Reviewed by Xan Brooks
Our synopses give away the plot in full, including surprise twists.
Omaha, Nebraska, the present. Insurance-company actuary Warren Schmidt (Jack Nicholson) struggles to cope with life after his retirement. To alleviate the boredom he sponsors an impoverished African infant Ngudu by letter and prepares for his daughter Jeannie's (Hope Davis) wedding to waterbed salesman Randall (Dermot Mulroney). Warren's wife Helen (June Squibb) dies suddenly. After the funeral he discovers a stash of love letters that reveal his wife once had a brief affair with his best friend Ray (Len Cariou).
Warren abandons his home and takes off in his luxury motor-home on a roundabout two-week trip to attend Jeannie's wedding in Denver in hopes that Jeannie might look after him. Along the route he writes letters to Ngudu explaining his feelings of worthlessness, his resistance to Jeannie's marriage and his regret that he wasn't a better husband to Helen. Arriving in Denver, Warren becomes a guest at the home of Randall's hippie mother Roberta (Kathy Bates). In vain, he begs Jeannie not to marry Randall. More successfully, he resists Roberta's attempts at seduction. At the wedding Warren leads his daughter up the aisle and later gives a gracious speech in which he thanks Randall for supporting Jeannie through the trauma of her mother's death. He drives home still beset by the sense that his life has been without purpose. Back in Omaha, Warren opens a letter containing a drawing from Ngudu.

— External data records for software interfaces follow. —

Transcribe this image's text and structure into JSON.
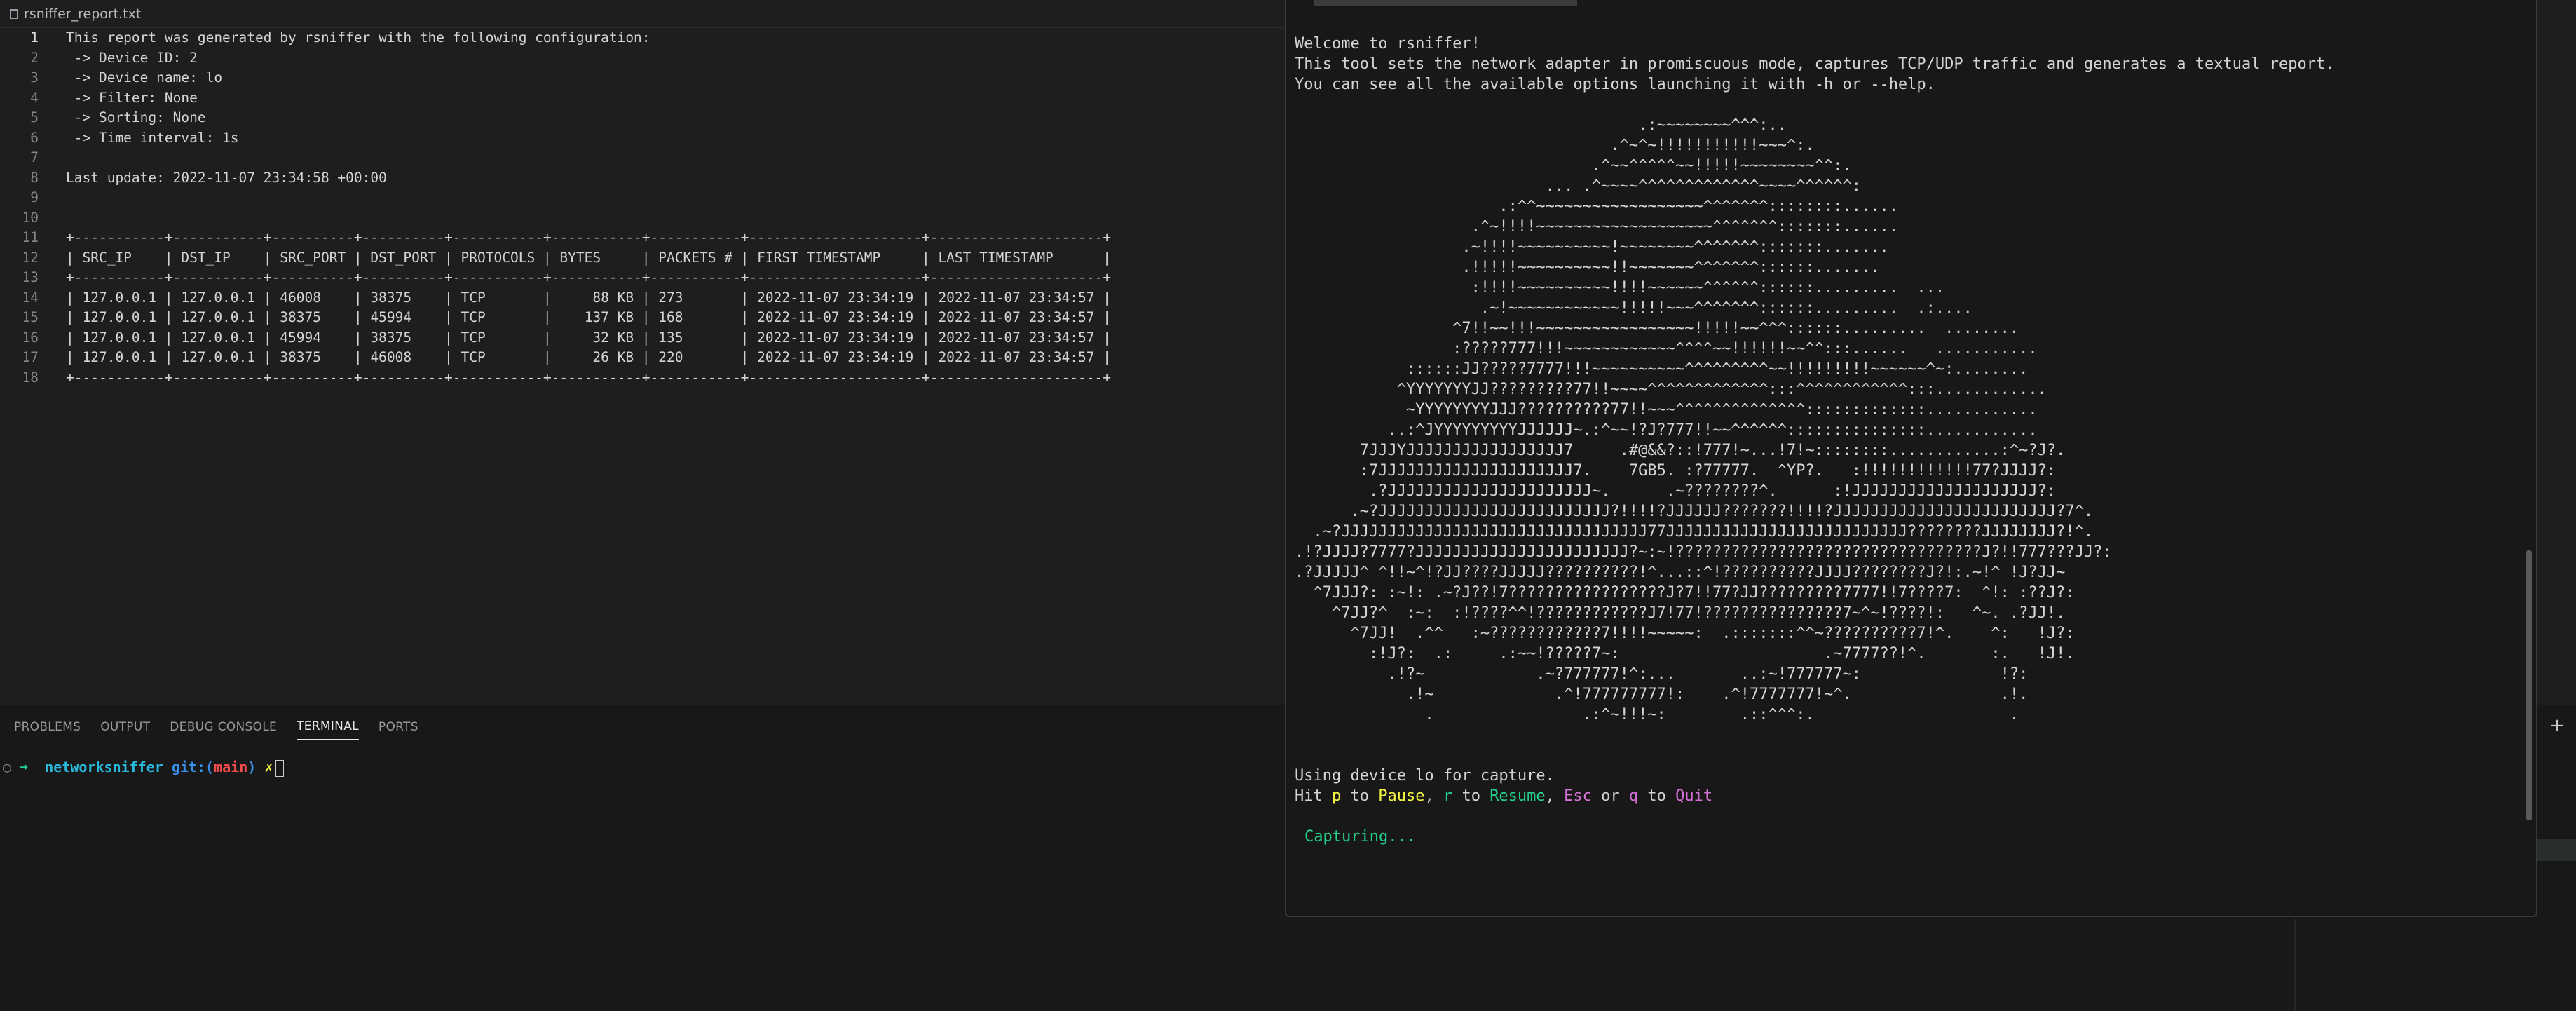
{
  "editor": {
    "tab_title": "rsniffer_report.txt",
    "icon": "file-text-icon",
    "lines": [
      {
        "n": "1",
        "text": "This report was generated by rsniffer with the following configuration:"
      },
      {
        "n": "2",
        "text": " -> Device ID: 2"
      },
      {
        "n": "3",
        "text": " -> Device name: lo"
      },
      {
        "n": "4",
        "text": " -> Filter: None"
      },
      {
        "n": "5",
        "text": " -> Sorting: None"
      },
      {
        "n": "6",
        "text": " -> Time interval: 1s"
      },
      {
        "n": "7",
        "text": ""
      },
      {
        "n": "8",
        "text": "Last update: 2022-11-07 23:34:58 +00:00"
      },
      {
        "n": "9",
        "text": ""
      },
      {
        "n": "10",
        "text": ""
      },
      {
        "n": "11",
        "text": "+-----------+-----------+----------+----------+-----------+-----------+-----------+---------------------+---------------------+"
      },
      {
        "n": "12",
        "text": "| SRC_IP    | DST_IP    | SRC_PORT | DST_PORT | PROTOCOLS | BYTES     | PACKETS # | FIRST TIMESTAMP     | LAST TIMESTAMP      |"
      },
      {
        "n": "13",
        "text": "+-----------+-----------+----------+----------+-----------+-----------+-----------+---------------------+---------------------+"
      },
      {
        "n": "14",
        "text": "| 127.0.0.1 | 127.0.0.1 | 46008    | 38375    | TCP       |     88 KB | 273       | 2022-11-07 23:34:19 | 2022-11-07 23:34:57 |"
      },
      {
        "n": "15",
        "text": "| 127.0.0.1 | 127.0.0.1 | 38375    | 45994    | TCP       |    137 KB | 168       | 2022-11-07 23:34:19 | 2022-11-07 23:34:57 |"
      },
      {
        "n": "16",
        "text": "| 127.0.0.1 | 127.0.0.1 | 45994    | 38375    | TCP       |     32 KB | 135       | 2022-11-07 23:34:19 | 2022-11-07 23:34:57 |"
      },
      {
        "n": "17",
        "text": "| 127.0.0.1 | 127.0.0.1 | 38375    | 46008    | TCP       |     26 KB | 220       | 2022-11-07 23:34:19 | 2022-11-07 23:34:57 |"
      },
      {
        "n": "18",
        "text": "+-----------+-----------+----------+----------+-----------+-----------+-----------+---------------------+---------------------+"
      }
    ]
  },
  "panel": {
    "tabs": [
      "PROBLEMS",
      "OUTPUT",
      "DEBUG CONSOLE",
      "TERMINAL",
      "PORTS"
    ],
    "active_tab": "TERMINAL",
    "prompt": {
      "circle": "○",
      "arrow": "➜",
      "dir": "networksniffer",
      "git_label": "git:(",
      "branch": "main",
      "git_close": ")",
      "dirty_mark": "✗"
    },
    "add_button": "+"
  },
  "terminal": {
    "welcome_1": "Welcome to rsniffer!",
    "welcome_2": "This tool sets the network adapter in promiscuous mode, captures TCP/UDP traffic and generates a textual report.",
    "welcome_3": "You can see all the available options launching it with -h or --help.",
    "ascii_art": [
      "                                     .:~~~~~~~~^^^:..",
      "                                  .^~^~!!!!!!!!!!!~~~^:.",
      "                                .^~~^^^^^~~!!!!!~~~~~~~~^^:.",
      "                           ... .^~~~~^^^^^^^^^^^^^~~~~^^^^^^:",
      "                      .:^^~~~~~~~~~~~~~~~~~~^^^^^^^::::::::......",
      "                   .^~!!!!~~~~~~~~~~~~~~~~~~~^^^^^^^:::::::......",
      "                  .~!!!!~~~~~~~~~~!~~~~~~~~^^^^^^^:::::::.......",
      "                  .!!!!!~~~~~~~~~~!!~~~~~~~^^^^^^^::::::.......",
      "                   :!!!!~~~~~~~~~~!!!!~~~~~~^^^^^^::::::.........  ...",
      "                    .~!~~~~~~~~~~~~!!!!!~~~^^^^^^^::::::.........  .:....",
      "                 ^7!!~~!!!~~~~~~~~~~~~~~~~~!!!!!~~^^^::::::.........  ........",
      "                 :?????777!!!~~~~~~~~~~~~^^^^~~!!!!!!~~^^:::......   ...........",
      "            ::::::JJ?????7777!!!~~~~~~~~~~^^^^^^^^^~~!!!!!!!!!~~~~~~^~:........",
      "           ^YYYYYYYJJ?????????77!!~~~~^^^^^^^^^^^^^:::^^^^^^^^^^^^:::............",
      "            ~YYYYYYYYJJJ??????????77!!~~~^^^^^^^^^^^^^^:::::::::::::............",
      "          ..:^JYYYYYYYYYJJJJJJ~.:^~~!?J?777!!~~^^^^^^:::::::::::::::............",
      "       7JJJYJJJJJJJJJJJJJJJJJ7     .#@&&?::!777!~...!7!~::::::::............:^~?J?.",
      "       :7JJJJJJJJJJJJJJJJJJJJJ7.    7GB5. :?77777.  ^YP?.   :!!!!!!!!!!!!77?JJJJ?:",
      "        .?JJJJJJJJJJJJJJJJJJJJJJ~.      .~????????^.      :!JJJJJJJJJJJJJJJJJJJJ?:",
      "      .~?JJJJJJJJJJJJJJJJJJJJJJJJJ?!!!!?JJJJJJ???????!!!!?JJJJJJJJJJJJJJJJJJJJJJJJ?7^.",
      "  .~?JJJJJJJJJJJJJJJJJJJJJJJJJJJJJJJJJ77JJJJJJJJJJJJJJJJJJJJJJJJJJ????????JJJJJJJJ?!^.",
      ".!?JJJJ?7777?JJJJJJJJJJJJJJJJJJJJJJJ?~:~!?????????????????????????????????J?!!777???JJ?:",
      ".?JJJJJ^ ^!!~^!?JJ????JJJJJ??????????!^...::^!??????????JJJJ????????J?!:.~!^ !J?JJ~",
      "  ^7JJJ?: :~!: .~?J??!7?????????????????J?7!!77?JJ?????????7777!!7????7:  ^!: :??J?:",
      "    ^7JJ?^  :~:  :!????^^!????????????J7!77!???????????????7~^~!????!:   ^~. .?JJ!.",
      "      ^7JJ!  .^^   :~????????????7!!!!~~~~~:  .:::::::^^~??????????7!^.    ^:   !J?:",
      "        :!J?:  .:     .:~~!?????7~:                      .~7777??!^.       :.   !J!.",
      "          .!?~            .~?777777!^:...       ..:~!777777~:               !?:",
      "            .!~             .^!777777777!:    .^!7777777!~^.                .!.",
      "              .                .:^~!!!~:        .::^^^:.                     ."
    ],
    "device_line_1": "Using device lo for capture.",
    "hit_1": "Hit ",
    "key_p": "p",
    "to_1": " to ",
    "pause": "Pause",
    "comma_1": ", ",
    "key_r": "r",
    "to_2": " to ",
    "resume": "Resume",
    "comma_2": ", ",
    "key_esc": "Esc",
    "or": " or ",
    "key_q": "q",
    "to_3": " to ",
    "quit": "Quit",
    "status": "Capturing..."
  }
}
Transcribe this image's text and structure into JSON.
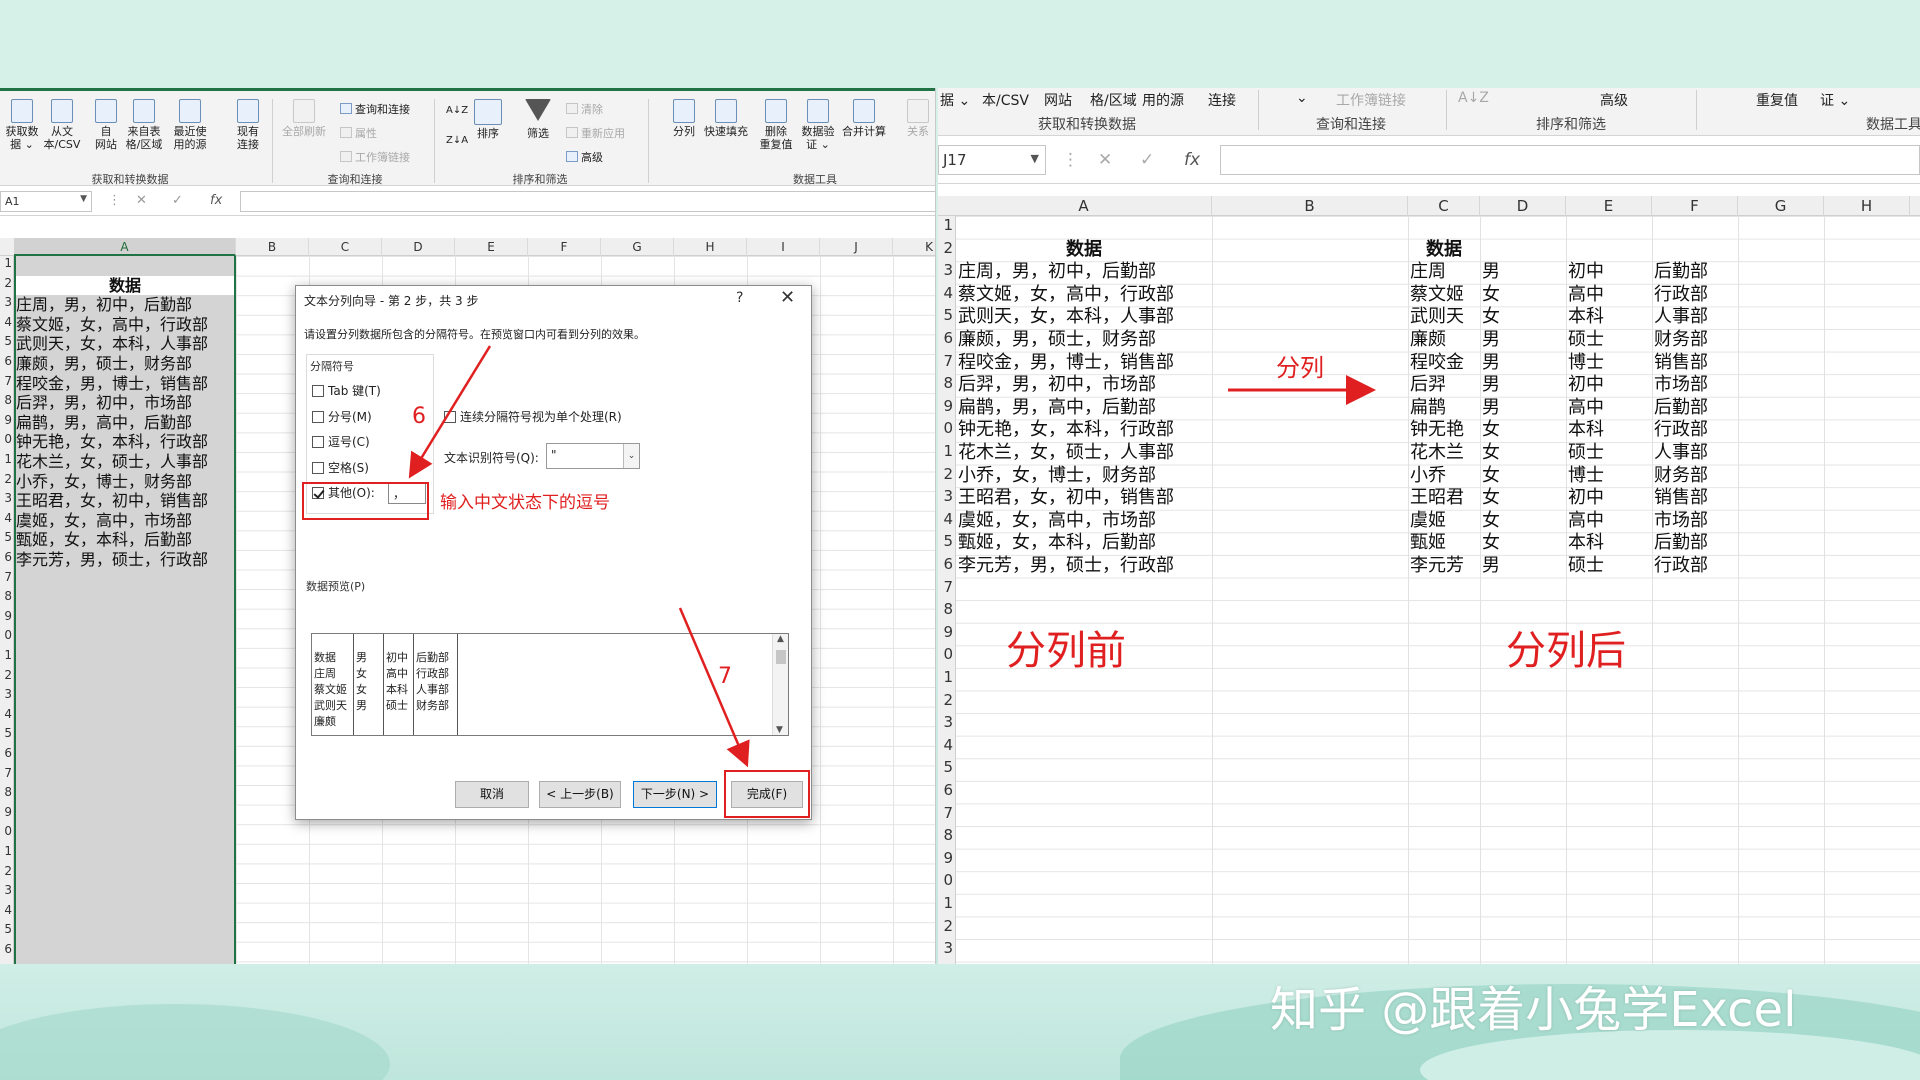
{
  "left": {
    "ribbon": {
      "get_data": [
        {
          "label": "获取数\n据 ⌄",
          "icon": "get-data-icon"
        },
        {
          "label": "从文\n本/CSV",
          "icon": "text-csv-icon"
        },
        {
          "label": "自\n网站",
          "icon": "web-icon"
        },
        {
          "label": "来自表\n格/区域",
          "icon": "table-range-icon"
        },
        {
          "label": "最近使\n用的源",
          "icon": "recent-sources-icon"
        },
        {
          "label": "现有\n连接",
          "icon": "existing-connections-icon"
        }
      ],
      "get_data_group": "获取和转换数据",
      "refresh_all": "全部刷新",
      "query_items": [
        "查询和连接",
        "属性",
        "工作簿链接"
      ],
      "query_group": "查询和连接",
      "sort_az": "A↓Z",
      "sort_za": "Z↓A",
      "sort": "排序",
      "filter": "筛选",
      "filter_items": [
        "清除",
        "重新应用",
        "高级"
      ],
      "sort_group": "排序和筛选",
      "tools": [
        "分列",
        "快速填充",
        "删除\n重复值",
        "数据验\n证 ⌄",
        "合并计算",
        "关系"
      ],
      "tools_group": "数据工具"
    },
    "name_box": "A1",
    "columns": [
      "A",
      "B",
      "C",
      "D",
      "E",
      "F",
      "G",
      "H",
      "I",
      "J",
      "K"
    ],
    "row_numbers": [
      "1",
      "2",
      "3",
      "4",
      "5",
      "6",
      "7",
      "8",
      "9",
      "0",
      "1",
      "2",
      "3",
      "4",
      "5",
      "6",
      "7",
      "8",
      "9",
      "0",
      "1",
      "2",
      "3",
      "4",
      "5",
      "6",
      "7",
      "8",
      "9",
      "0",
      "1",
      "2",
      "3",
      "4",
      "5",
      "6"
    ],
    "header": "数据",
    "rows": [
      "庄周，男，初中，后勤部",
      "蔡文姬，女，高中，行政部",
      "武则天，女，本科，人事部",
      "廉颇，男，硕士，财务部",
      "程咬金，男，博士，销售部",
      "后羿，男，初中，市场部",
      "扁鹊，男，高中，后勤部",
      "钟无艳，女，本科，行政部",
      "花木兰，女，硕士，人事部",
      "小乔，女，博士，财务部",
      "王昭君，女，初中，销售部",
      "虞姬，女，高中，市场部",
      "甄姬，女，本科，后勤部",
      "李元芳，男，硕士，行政部"
    ]
  },
  "dialog": {
    "title": "文本分列向导 - 第 2 步，共 3 步",
    "help": "?",
    "close": "✕",
    "description": "请设置分列数据所包含的分隔符号。在预览窗口内可看到分列的效果。",
    "delimiters_title": "分隔符号",
    "checkboxes": [
      {
        "label": "Tab 键(T)",
        "checked": false
      },
      {
        "label": "分号(M)",
        "checked": false
      },
      {
        "label": "逗号(C)",
        "checked": false
      },
      {
        "label": "空格(S)",
        "checked": false
      },
      {
        "label": "其他(O):",
        "checked": true
      }
    ],
    "other_value": "，",
    "consecutive": "连续分隔符号视为单个处理(R)",
    "qualifier_label": "文本识别符号(Q):",
    "qualifier_value": "\"",
    "preview_label": "数据预览(P)",
    "preview_columns": [
      [
        "数据",
        "庄周",
        "蔡文姬",
        "武则天",
        "廉颇"
      ],
      [
        "",
        "男",
        "女",
        "女",
        "男"
      ],
      [
        "",
        "初中",
        "高中",
        "本科",
        "硕士"
      ],
      [
        "",
        "后勤部",
        "行政部",
        "人事部",
        "财务部"
      ]
    ],
    "buttons": {
      "cancel": "取消",
      "back": "< 上一步(B)",
      "next": "下一步(N) >",
      "finish": "完成(F)"
    }
  },
  "annotations": {
    "step6": "6",
    "step7": "7",
    "comma_note": "输入中文状态下的逗号",
    "split_arrow": "分列",
    "before": "分列前",
    "after": "分列后"
  },
  "right": {
    "ribbon_items": [
      "据 ⌄",
      "本/CSV",
      "网站",
      "格/区域",
      "用的源",
      "连接",
      "⌄",
      "工作簿链接",
      "A↓Z",
      "高级",
      "重复值",
      "证 ⌄"
    ],
    "ribbon_groups": [
      "获取和转换数据",
      "查询和连接",
      "排序和筛选",
      "数据工具"
    ],
    "name_box": "J17",
    "columns": [
      "A",
      "B",
      "C",
      "D",
      "E",
      "F",
      "G",
      "H"
    ],
    "row_numbers": [
      "1",
      "2",
      "3",
      "4",
      "5",
      "6",
      "7",
      "8",
      "9",
      "0",
      "1",
      "2",
      "3",
      "4",
      "5",
      "6",
      "7",
      "8",
      "9",
      "0",
      "1",
      "2",
      "3",
      "4",
      "5",
      "6",
      "7",
      "8",
      "9",
      "0",
      "1",
      "2",
      "3"
    ],
    "header_a": "数据",
    "header_c": "数据",
    "rows_a": [
      "庄周，男，初中，后勤部",
      "蔡文姬，女，高中，行政部",
      "武则天，女，本科，人事部",
      "廉颇，男，硕士，财务部",
      "程咬金，男，博士，销售部",
      "后羿，男，初中，市场部",
      "扁鹊，男，高中，后勤部",
      "钟无艳，女，本科，行政部",
      "花木兰，女，硕士，人事部",
      "小乔，女，博士，财务部",
      "王昭君，女，初中，销售部",
      "虞姬，女，高中，市场部",
      "甄姬，女，本科，后勤部",
      "李元芳，男，硕士，行政部"
    ],
    "split_rows": [
      [
        "庄周",
        "男",
        "初中",
        "后勤部"
      ],
      [
        "蔡文姬",
        "女",
        "高中",
        "行政部"
      ],
      [
        "武则天",
        "女",
        "本科",
        "人事部"
      ],
      [
        "廉颇",
        "男",
        "硕士",
        "财务部"
      ],
      [
        "程咬金",
        "男",
        "博士",
        "销售部"
      ],
      [
        "后羿",
        "男",
        "初中",
        "市场部"
      ],
      [
        "扁鹊",
        "男",
        "高中",
        "后勤部"
      ],
      [
        "钟无艳",
        "女",
        "本科",
        "行政部"
      ],
      [
        "花木兰",
        "女",
        "硕士",
        "人事部"
      ],
      [
        "小乔",
        "女",
        "博士",
        "财务部"
      ],
      [
        "王昭君",
        "女",
        "初中",
        "销售部"
      ],
      [
        "虞姬",
        "女",
        "高中",
        "市场部"
      ],
      [
        "甄姬",
        "女",
        "本科",
        "后勤部"
      ],
      [
        "李元芳",
        "男",
        "硕士",
        "行政部"
      ]
    ]
  },
  "watermark": "知乎 @跟着小兔学Excel",
  "colors": {
    "accent_red": "#e02020",
    "excel_green": "#217346",
    "background": "#d6f1e8"
  }
}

In the opening scene of director and co-writer Alexander Payne's black comedy About Schmidt, Jack Nicholson's middle-ranking Midwestern office drone sits at his desk watching the clock tick down to his official retirement. There is a turtle-like quality to the trap-mouthed set of his jaw and a heartbreaking care in the way his hair is arranged across his bald forehead. As an insurance-company actuary, Warren Schmidt can calculate the exact age at which a client is expected to die. After surveying his own data, he estimates he has nine years left to live.
During his white-hot creative peak in the 1970s, Nicholson (in the likes of Five Easy Pieces, The Last Detail, Chinatown and One Flew over the Cuckoo's Nest) forged a screen image as the ultimate untamed American maverick. In old age he is increasingly exploring a different - though not entirely unrelated - western archetype. His sad-sack actuary in About Schmidt stands as a kind of spiritual cousin of the anguished ex-cop he played in 2001's The Pledge (and a distant descendent of Arthur Miller's salesman). Both are retired Americans who realise, too late, that they have built their lives on false ideals, and who become consumed by feelings of rage and impotence once the props of their career are tugged away. And yet where The Pledge's Jerry Black embarks on a personal quest that leads first to isolation and then to madness, Warren Schmidt is ultimately too domesticated for such a rush to destruction. His anger manifests itself as a few peevish kicks at the world around him, and his great escape takes the form of a meandering round-trip that leaves him feeling exhausted and unchanged. Even his final breakdown - sobbing over a crayon drawing sent by an African orphan - feels as much a retreat into pre-packaged sentimentality as it does a genuine catharsis. His is a horribly real, tragically humdrum journey.
It's hard to fault Nicholson's work. His acting is at once edgy and restrained, holding his natural exuberance on a tight leash, festering with dormant energies and allowing the camera to fetishise his hairy ears, doughy jowls and veiny ankles. What's more debatable is whether this performance melds properly with the picture as a whole. Throughout About Schmidt one has the sense that Payne is struggling to process the raw matter his star is providing, and that Nicholson's performance is leading the film as opposed to being led by it. Harried by an over-jaunty score, Payne's film veers from poignant, textured drama through acid social satire to over-broad, near-slapstick comedy. The secondary players are an underdrawn mixed bag (Hope Davis' chill, petty daughter; Dermot Mulroney's buffoonish suitor) who seem more projections of Schmidt's misery than entities in their own right. Only Kathy Bates' uptight hippie mom (outwardly cuddly, inwardly hard as nails) hits the right note - a robust, colourful foil to Schmidt's passive aggression.
For his last film Election (1999) Payne rustled up a brilliantly black, sure-footed comedy of corn-fed ambition in the American heartland. But for all its richness and insight, About Schmidt - bigger in scale, more far-reaching in intent - is the less successful movie. Ultimately this is a frustrating patchwork: an uneasy marriage of Louis Begley's source novel (About Schmidt) and an old Payne screenplay; a restless tale of one man's restlessness; an unformed narrative that winds up at the mercy of a mighty central performance.
- Alexander Payne
- Harry Gittes
- Michael Besman
- Alexander Payne
- Jim Taylor
- Based on the novel by
- Louis Begley
- Director of Photography
- James Glennon
- Kevin Tent
- Production Designer
- Jane Ann Stewart
- Rolfe Kent